"[P]rojects such as the GMS," said Qattan, "are a vital part of helping to protect Gazan society from collapse and particularly to ensure that children are able to recover from the brutal psychological impact of the invasion."
In this spirit, the Qattan Foundation has undertaken the task of rebuilding the GMS, brick by brick, until the kids of Gaza have their music back. And as word spread about the project, the global solidarity it provoked has revealed it to be anything but trivial.
"We've had unprecedented response concerning the reopening effort of the GMS from individuals and organizations from Kuala Lumpur to Honolulu and many spots in between," said Khalaf. The list of international groups he gives is impressive. The Edward Said Conservatory pitched in once again by playing concerts in Washington, D.C., and New York. He also mentioned Gunilla Ronnberg, the owner of a small music school in Sweden who embarked on a series of concerts to draw attention to the GMS.

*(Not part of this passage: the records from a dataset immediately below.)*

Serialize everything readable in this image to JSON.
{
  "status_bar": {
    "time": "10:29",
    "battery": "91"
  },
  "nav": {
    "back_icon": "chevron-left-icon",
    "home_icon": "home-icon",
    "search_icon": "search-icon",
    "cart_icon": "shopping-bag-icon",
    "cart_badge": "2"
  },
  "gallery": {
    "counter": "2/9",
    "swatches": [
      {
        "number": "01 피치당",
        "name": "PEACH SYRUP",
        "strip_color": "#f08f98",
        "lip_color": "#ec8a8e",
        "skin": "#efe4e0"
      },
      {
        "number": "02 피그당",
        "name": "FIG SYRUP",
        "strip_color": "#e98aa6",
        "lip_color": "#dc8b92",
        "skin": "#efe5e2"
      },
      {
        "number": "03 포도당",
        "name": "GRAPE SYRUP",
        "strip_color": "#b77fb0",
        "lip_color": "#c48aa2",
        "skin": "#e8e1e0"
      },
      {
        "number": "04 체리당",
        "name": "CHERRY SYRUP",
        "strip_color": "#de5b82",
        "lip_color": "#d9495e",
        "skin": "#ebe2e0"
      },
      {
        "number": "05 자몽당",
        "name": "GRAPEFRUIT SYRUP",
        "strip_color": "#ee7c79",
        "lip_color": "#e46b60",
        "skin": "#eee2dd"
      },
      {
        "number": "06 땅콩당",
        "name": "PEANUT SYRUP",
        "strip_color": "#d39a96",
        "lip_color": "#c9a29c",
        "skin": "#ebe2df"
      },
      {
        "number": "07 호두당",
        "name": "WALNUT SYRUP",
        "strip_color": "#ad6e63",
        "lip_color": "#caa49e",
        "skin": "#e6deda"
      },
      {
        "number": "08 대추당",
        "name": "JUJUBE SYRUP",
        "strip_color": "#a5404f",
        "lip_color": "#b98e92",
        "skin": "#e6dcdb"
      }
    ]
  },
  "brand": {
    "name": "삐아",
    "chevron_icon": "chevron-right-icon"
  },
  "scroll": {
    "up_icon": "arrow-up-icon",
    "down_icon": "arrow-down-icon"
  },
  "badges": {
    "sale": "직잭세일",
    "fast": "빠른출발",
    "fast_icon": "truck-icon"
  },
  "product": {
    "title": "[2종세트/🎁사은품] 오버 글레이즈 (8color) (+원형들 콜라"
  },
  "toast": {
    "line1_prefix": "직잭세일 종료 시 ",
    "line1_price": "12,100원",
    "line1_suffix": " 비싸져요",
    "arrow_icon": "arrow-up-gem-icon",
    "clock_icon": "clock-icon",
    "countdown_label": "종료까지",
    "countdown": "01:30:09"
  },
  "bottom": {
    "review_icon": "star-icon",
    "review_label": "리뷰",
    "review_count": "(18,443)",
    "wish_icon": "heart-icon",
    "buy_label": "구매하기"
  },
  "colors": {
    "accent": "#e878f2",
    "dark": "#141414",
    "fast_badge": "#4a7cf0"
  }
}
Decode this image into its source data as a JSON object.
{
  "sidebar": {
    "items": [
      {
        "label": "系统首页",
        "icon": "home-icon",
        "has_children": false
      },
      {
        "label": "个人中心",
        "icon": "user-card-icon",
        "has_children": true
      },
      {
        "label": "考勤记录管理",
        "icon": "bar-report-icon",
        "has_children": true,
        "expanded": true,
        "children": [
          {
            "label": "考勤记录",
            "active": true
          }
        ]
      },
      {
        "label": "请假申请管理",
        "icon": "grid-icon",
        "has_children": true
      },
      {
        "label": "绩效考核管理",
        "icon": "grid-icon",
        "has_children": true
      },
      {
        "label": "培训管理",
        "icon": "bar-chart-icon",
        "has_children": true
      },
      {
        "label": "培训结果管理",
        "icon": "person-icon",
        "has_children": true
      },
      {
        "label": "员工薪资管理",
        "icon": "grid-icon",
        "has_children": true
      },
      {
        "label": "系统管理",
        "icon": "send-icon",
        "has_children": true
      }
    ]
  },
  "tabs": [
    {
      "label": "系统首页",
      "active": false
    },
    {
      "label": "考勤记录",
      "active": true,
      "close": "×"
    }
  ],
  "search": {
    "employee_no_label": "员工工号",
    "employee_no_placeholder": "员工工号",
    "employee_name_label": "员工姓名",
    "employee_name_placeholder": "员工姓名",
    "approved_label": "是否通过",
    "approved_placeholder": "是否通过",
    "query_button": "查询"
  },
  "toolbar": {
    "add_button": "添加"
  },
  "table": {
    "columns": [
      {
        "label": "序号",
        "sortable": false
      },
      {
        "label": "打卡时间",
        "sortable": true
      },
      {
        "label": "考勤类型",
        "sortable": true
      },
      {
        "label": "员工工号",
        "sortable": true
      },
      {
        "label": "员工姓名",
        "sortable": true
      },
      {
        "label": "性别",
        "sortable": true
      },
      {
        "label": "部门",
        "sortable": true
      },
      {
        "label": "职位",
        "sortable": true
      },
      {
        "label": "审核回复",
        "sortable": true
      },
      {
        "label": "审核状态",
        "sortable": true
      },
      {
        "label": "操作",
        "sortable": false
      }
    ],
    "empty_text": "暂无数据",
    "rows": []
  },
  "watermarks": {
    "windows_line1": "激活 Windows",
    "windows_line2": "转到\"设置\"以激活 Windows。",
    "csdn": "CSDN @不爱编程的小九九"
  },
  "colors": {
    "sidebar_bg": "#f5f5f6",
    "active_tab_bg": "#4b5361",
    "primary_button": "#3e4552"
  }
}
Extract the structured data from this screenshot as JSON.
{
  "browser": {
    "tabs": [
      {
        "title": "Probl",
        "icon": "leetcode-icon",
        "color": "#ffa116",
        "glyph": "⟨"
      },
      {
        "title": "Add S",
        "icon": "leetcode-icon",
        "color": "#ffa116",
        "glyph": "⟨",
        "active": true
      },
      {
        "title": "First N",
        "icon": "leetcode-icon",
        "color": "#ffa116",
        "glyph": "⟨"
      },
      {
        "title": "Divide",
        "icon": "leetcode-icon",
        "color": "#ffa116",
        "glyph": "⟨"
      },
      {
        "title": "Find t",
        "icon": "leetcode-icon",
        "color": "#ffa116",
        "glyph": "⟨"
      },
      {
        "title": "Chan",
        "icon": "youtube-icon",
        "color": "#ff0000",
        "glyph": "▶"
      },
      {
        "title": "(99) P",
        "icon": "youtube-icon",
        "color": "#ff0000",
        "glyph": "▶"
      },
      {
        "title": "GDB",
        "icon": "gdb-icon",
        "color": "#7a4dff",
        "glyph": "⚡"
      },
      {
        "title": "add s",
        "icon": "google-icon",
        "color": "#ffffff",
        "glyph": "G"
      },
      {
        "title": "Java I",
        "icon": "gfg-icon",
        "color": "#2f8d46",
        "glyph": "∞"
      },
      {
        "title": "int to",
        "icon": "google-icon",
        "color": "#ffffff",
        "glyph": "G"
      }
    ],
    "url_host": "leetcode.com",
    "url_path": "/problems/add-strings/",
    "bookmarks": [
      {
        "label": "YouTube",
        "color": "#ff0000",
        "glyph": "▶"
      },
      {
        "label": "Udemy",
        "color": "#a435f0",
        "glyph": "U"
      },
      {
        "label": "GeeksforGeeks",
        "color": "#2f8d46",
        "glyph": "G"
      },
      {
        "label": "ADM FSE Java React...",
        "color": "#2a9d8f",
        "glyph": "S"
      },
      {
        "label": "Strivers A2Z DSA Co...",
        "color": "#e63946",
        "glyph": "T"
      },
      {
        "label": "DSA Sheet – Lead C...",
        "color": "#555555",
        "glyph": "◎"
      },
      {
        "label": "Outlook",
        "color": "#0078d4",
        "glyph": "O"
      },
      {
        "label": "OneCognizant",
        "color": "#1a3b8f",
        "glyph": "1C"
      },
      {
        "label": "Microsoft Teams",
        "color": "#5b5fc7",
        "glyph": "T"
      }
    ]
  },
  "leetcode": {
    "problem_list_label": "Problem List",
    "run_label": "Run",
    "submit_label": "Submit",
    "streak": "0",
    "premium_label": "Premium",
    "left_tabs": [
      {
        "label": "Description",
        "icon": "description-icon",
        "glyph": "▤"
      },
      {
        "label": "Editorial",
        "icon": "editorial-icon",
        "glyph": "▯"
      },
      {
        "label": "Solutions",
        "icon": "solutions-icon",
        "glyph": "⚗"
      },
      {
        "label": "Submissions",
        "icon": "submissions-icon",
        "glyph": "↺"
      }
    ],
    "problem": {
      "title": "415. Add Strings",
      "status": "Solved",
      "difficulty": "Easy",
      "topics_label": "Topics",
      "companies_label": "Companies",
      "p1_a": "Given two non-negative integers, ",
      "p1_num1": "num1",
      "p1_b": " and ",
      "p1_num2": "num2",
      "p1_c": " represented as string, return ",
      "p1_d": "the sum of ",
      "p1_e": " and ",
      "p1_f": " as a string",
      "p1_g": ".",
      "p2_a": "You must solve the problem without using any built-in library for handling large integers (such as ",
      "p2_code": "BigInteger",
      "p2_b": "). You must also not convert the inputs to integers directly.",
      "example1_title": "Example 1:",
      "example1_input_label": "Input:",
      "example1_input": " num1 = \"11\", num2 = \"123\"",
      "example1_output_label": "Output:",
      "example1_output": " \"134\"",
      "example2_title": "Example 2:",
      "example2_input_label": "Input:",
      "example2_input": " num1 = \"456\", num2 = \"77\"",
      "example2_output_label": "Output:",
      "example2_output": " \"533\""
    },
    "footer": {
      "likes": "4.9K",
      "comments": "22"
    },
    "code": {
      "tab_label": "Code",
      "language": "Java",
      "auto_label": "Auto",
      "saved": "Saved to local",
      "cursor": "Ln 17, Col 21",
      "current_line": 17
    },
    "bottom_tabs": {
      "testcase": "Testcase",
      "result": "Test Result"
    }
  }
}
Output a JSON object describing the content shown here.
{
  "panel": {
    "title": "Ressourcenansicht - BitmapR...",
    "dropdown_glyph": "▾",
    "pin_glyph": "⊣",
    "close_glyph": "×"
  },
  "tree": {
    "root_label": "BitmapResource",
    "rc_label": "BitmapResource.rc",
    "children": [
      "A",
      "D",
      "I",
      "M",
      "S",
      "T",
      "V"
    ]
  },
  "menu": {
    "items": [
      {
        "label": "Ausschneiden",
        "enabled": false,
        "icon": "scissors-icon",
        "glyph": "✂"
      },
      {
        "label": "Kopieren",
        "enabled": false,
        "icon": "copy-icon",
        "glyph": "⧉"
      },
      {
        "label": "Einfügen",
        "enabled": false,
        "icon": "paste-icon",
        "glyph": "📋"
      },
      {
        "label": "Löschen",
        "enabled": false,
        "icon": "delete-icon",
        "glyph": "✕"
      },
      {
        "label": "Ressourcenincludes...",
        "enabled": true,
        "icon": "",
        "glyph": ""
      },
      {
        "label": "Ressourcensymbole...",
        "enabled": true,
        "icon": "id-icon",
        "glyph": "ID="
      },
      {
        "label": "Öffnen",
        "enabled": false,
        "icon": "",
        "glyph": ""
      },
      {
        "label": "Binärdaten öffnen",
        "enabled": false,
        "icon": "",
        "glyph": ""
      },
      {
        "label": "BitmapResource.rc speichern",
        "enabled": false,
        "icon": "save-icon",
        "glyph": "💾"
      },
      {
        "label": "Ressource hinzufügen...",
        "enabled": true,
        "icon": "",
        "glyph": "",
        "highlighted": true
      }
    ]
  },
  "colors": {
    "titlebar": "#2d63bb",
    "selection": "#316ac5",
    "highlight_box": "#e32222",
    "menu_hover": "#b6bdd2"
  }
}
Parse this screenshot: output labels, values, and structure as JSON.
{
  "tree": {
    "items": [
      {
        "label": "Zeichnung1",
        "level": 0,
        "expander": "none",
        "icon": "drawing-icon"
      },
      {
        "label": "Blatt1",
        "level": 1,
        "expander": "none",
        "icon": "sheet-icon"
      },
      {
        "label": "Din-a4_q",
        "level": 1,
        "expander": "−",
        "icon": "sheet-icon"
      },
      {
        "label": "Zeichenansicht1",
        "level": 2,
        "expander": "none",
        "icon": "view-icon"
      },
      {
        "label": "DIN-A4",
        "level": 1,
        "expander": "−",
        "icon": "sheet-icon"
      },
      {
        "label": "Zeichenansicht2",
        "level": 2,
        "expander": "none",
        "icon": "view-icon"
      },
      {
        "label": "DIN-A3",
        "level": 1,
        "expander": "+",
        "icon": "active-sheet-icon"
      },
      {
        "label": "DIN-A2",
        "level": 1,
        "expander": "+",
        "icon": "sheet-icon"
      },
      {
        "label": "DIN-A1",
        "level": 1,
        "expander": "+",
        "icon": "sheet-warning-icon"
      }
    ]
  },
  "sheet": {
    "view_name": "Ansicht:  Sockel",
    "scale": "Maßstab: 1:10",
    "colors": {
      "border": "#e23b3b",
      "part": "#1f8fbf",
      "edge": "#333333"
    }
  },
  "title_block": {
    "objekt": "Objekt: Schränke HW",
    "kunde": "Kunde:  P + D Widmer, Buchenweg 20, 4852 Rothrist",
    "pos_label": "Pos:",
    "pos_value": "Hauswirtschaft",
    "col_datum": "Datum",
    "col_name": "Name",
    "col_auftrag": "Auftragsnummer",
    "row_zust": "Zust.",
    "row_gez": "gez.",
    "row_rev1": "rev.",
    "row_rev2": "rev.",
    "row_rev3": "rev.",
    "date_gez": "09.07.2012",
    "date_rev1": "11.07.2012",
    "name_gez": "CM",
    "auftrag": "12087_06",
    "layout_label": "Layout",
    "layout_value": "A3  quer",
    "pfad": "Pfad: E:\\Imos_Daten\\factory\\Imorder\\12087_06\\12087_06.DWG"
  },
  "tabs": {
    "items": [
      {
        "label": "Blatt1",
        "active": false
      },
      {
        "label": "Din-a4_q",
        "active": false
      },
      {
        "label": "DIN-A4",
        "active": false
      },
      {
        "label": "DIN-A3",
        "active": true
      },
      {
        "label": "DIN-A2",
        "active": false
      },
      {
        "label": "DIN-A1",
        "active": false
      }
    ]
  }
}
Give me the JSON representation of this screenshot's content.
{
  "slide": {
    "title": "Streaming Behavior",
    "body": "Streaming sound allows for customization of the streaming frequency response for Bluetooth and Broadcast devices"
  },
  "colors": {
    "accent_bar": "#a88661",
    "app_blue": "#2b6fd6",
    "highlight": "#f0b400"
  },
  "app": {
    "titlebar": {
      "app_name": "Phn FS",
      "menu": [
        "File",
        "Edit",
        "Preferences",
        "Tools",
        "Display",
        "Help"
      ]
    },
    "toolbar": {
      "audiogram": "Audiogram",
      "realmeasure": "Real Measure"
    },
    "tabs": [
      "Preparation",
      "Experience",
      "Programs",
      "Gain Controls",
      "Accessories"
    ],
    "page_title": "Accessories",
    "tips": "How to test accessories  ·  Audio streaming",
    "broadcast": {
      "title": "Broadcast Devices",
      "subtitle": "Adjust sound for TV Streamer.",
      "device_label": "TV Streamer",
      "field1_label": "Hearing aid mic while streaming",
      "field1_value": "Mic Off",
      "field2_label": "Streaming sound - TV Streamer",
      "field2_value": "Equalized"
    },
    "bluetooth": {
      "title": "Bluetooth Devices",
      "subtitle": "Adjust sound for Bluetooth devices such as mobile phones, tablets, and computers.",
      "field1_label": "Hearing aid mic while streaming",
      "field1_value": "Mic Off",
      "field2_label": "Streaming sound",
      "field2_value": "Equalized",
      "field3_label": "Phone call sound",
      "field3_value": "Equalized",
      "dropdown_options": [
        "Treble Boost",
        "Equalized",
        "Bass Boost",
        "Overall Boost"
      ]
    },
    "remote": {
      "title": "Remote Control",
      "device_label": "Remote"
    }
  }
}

And in the midst of the large marches in response to Israel's bombardment, British antiwar groups found it important to pitch in. Khalaf points to several events held by the London-based Stop the War Coalition and Palestine Solidarity Campaign in conjunction with Musicians Against Nuclear War.
Progress made on the new school has been quick. Though the original Red Crescent building was damaged beyond repair, the PRCS was quick to donate a new space to the GMS. Though this space was also damaged, its rehabilitation is underway, and according to Khalaf, classes will resume by the end of April!
The Gaza Music School came dangerously close to extinction. Its story could have easily ended up another casualty of Israel's barbaric, decades-long occupation. Instead, it became a testament to the power of solidarity and the importance of music in our daily lives. The GMS inspired people from all over the globe to help out a group of children they had never met. If that can happen, then it's worth asking what else is possible when people bond together.
Alexander Billet's music blog is Rebel Frequencies.